Automated 3D Model Reconstruction from PhotographsDigital Humanities Australasia 2014
Presentation slides (pdf)
Photogrammetry is the traditional name given to the derivation of some 3D quantity derived solely on the basis of a collection of photographs. In recent years this has been an intensive area of research and the quality of the algorithms is reflected in this effort. The state of the art is currently that one can create reasonable quality 3D models from a collection of photographs without a significant amount of domain knowledge, specialist hardware and software, or with the need to place markers in the scene or follow rigorous calibration procedures.
This workshop will discuss the theory, introduce the current software solutions/pipelines, make reference to camera and techniques that result in an optimal chance of successful reconstructions, and present some of the post processing requirements and tools. In short, the workshop will aim to provide a complete introduction to the subject. The emphasis will be towards 3D capture of heritage objects and this will be the topic of most of the examples.
The workshop outline is as follows
There will optionally be an opportunity for attendees to experiment by taking photographs and testing reconstructions using software provided.Workshop learning objectives
At the end of the workshop attendees should feel confident in applying and experimenting with this exciting new technology. By attending the workshop the common pitfalls can be avoided and attendees will be aware of the key concepts, familiarity with relevant software tools, realistic expectations and limitations, knowledge of applications and research where 3D reconstruction is being employed.Who should attend this workshop
This workshop is targeted at those who wonder if they could make use of 3D model reconstruction from photographs and would like a thorough introduction to the subject. The workshop is ideally suited to those who are aware that photogrammetry is being used to reconstruct objects but is not aware of the state of the technology, what is possible and what is not.
No particular prior knowledge required. If participants wish to experiment they can bring their own cameras but they need to discuss this with the presenter beforehand.About the presenter

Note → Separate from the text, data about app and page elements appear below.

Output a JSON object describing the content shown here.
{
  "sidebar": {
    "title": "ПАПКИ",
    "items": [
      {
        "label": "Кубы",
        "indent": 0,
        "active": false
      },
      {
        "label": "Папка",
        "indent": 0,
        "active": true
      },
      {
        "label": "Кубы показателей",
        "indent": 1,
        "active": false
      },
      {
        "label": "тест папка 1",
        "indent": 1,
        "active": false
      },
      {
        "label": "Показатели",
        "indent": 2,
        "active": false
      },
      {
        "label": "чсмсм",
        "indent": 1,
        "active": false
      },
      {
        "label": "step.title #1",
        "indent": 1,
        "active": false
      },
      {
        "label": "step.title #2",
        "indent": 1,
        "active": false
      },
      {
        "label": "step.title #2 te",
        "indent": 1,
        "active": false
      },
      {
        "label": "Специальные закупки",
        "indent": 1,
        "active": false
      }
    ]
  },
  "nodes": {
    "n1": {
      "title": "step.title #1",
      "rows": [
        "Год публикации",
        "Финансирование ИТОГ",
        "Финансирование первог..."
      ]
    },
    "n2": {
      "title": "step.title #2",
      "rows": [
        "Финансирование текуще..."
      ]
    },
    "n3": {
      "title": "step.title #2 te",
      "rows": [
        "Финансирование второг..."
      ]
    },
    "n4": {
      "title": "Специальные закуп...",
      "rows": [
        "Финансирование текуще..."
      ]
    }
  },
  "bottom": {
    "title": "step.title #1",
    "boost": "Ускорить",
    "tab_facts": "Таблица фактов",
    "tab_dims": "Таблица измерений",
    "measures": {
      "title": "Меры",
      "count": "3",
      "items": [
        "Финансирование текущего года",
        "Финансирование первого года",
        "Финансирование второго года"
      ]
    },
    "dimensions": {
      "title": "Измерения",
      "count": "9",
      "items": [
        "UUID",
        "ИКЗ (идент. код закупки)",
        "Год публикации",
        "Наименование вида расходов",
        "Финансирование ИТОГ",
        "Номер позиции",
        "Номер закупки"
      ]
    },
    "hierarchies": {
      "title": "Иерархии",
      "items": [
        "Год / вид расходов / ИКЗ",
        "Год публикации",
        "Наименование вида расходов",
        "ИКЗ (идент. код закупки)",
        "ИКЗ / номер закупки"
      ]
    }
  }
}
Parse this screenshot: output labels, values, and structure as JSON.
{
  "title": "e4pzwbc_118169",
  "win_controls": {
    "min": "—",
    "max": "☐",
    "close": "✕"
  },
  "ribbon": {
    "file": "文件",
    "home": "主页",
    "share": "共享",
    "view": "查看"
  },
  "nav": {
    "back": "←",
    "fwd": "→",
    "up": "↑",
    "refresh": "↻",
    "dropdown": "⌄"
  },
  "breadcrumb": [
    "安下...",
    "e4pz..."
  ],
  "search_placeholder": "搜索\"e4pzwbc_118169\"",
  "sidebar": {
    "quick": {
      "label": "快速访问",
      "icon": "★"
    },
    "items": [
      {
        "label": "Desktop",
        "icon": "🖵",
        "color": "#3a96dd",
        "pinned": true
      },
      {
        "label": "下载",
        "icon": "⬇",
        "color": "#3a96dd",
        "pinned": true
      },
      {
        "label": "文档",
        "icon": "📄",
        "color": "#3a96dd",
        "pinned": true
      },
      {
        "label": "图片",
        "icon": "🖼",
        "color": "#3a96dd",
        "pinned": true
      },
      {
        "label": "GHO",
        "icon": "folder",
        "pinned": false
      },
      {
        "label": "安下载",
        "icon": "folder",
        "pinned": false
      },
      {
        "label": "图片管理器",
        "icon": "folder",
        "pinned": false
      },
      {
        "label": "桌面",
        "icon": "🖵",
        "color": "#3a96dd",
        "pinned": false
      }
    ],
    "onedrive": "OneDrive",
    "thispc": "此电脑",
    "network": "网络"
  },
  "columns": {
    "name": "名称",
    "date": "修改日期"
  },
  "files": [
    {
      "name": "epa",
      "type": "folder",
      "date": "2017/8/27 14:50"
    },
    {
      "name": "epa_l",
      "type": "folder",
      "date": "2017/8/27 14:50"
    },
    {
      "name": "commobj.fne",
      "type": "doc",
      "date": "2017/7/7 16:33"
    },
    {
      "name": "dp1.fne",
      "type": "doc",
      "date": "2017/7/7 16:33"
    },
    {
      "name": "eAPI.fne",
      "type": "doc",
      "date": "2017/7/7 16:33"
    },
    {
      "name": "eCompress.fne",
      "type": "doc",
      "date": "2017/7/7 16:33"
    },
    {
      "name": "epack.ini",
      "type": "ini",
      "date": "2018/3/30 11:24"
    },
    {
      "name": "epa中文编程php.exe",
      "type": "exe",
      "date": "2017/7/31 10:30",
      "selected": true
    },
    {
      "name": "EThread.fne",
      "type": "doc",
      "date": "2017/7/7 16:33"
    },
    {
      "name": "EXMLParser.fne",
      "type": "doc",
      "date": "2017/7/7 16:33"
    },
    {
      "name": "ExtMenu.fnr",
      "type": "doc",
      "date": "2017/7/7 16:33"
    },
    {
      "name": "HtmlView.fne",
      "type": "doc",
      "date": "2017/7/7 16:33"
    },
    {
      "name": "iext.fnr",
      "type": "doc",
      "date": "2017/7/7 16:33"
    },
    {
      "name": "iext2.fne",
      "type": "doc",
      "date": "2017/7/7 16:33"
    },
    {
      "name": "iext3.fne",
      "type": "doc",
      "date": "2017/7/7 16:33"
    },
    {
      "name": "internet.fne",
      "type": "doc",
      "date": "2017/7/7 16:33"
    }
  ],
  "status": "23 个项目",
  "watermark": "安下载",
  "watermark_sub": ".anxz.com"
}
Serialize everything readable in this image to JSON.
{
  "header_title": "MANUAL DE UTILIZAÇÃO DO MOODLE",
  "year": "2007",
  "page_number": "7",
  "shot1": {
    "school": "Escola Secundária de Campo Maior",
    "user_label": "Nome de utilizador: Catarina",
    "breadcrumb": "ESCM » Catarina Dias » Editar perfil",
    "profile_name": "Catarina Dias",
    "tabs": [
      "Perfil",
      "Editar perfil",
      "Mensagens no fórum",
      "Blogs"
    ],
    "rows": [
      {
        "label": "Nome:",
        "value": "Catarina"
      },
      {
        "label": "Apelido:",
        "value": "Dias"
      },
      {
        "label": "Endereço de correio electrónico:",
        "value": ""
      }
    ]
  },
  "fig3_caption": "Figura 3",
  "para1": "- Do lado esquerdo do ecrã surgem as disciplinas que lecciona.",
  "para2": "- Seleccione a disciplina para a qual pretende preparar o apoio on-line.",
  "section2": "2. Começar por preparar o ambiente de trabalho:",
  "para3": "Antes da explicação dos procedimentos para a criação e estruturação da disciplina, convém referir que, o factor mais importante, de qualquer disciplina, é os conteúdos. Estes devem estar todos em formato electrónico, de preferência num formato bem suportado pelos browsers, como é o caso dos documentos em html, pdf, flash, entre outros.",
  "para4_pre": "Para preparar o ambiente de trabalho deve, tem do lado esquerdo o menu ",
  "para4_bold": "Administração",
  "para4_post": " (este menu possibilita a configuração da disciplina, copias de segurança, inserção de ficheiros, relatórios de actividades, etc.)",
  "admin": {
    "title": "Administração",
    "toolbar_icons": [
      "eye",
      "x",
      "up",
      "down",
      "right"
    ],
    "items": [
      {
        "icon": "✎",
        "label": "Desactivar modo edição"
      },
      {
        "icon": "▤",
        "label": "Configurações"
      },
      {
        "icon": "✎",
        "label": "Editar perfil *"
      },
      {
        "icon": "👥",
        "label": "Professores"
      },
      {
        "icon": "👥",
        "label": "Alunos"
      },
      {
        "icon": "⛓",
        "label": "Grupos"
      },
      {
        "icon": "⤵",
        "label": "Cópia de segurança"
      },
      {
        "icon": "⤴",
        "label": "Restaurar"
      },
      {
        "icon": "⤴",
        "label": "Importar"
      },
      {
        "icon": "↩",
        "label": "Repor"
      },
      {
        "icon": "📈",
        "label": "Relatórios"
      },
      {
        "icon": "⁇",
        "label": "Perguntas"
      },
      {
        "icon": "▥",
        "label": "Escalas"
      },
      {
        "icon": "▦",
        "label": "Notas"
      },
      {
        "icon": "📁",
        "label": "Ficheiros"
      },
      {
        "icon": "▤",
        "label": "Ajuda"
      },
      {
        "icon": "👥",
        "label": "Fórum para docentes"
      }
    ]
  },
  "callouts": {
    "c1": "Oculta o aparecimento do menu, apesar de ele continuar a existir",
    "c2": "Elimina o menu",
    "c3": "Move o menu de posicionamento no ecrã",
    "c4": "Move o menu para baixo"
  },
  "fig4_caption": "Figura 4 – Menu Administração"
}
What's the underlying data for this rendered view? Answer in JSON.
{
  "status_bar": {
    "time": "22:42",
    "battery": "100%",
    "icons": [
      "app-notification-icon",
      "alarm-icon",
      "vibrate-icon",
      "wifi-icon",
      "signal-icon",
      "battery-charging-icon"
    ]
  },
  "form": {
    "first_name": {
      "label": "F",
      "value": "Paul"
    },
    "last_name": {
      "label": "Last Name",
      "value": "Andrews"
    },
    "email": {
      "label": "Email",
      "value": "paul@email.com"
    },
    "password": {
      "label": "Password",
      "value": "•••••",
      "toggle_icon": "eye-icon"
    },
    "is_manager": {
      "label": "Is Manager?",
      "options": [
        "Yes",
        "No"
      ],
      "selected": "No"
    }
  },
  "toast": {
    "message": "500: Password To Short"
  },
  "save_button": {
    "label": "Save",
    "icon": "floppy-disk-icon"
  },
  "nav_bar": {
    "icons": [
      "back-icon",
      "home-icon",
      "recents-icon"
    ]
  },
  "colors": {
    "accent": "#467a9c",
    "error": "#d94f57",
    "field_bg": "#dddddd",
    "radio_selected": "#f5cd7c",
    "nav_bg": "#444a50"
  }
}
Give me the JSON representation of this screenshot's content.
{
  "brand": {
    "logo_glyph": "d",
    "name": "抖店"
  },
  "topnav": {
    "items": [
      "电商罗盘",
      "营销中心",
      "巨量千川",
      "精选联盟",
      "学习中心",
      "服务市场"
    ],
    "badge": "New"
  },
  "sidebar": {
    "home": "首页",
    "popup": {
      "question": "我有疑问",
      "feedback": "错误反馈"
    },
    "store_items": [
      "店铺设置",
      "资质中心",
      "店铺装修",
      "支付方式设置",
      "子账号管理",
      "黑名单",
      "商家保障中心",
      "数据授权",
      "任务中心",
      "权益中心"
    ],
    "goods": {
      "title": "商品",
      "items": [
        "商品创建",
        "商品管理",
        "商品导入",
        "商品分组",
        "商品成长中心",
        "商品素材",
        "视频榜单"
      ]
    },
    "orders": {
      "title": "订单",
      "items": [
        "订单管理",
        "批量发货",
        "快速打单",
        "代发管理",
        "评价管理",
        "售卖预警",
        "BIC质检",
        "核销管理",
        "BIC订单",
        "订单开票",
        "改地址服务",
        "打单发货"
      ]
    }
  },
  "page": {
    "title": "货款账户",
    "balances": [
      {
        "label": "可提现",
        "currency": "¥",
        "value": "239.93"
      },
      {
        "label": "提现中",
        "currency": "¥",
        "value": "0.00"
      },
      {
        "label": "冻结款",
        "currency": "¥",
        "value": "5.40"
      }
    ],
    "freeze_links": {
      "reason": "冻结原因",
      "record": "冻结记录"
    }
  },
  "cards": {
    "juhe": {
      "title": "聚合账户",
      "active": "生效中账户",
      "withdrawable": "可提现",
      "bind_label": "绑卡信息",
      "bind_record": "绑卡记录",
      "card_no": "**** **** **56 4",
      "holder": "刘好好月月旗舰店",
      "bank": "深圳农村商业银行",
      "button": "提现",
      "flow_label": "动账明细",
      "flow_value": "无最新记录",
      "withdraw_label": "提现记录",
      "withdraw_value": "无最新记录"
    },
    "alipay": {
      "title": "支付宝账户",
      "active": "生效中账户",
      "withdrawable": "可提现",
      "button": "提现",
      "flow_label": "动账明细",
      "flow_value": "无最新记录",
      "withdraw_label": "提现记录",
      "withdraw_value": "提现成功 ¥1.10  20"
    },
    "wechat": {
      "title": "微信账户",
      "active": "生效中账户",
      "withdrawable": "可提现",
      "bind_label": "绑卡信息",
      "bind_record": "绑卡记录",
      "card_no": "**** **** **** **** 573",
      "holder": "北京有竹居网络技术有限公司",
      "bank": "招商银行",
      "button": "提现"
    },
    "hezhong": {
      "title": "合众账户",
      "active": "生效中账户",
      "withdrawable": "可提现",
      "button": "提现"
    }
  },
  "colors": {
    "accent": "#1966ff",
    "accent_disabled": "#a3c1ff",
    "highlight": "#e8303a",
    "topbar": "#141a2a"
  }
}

A/Professor Paul Bourke is the director of the iVEC facility at The University of Western Australia. He is also a visualisation researcher at UWA providing support and expertise to researchers within the university and to the other iVEC partners. During his career he has worked in organisations where he concentrated on architectural, brain/medical, and astronomy visualisation. Of particular interest are novel data capture and display technologies and how they may be used to facilitate insight in scientific research, increase engagement for public outreach and education, create immersive environments, and enhance digital entertainment.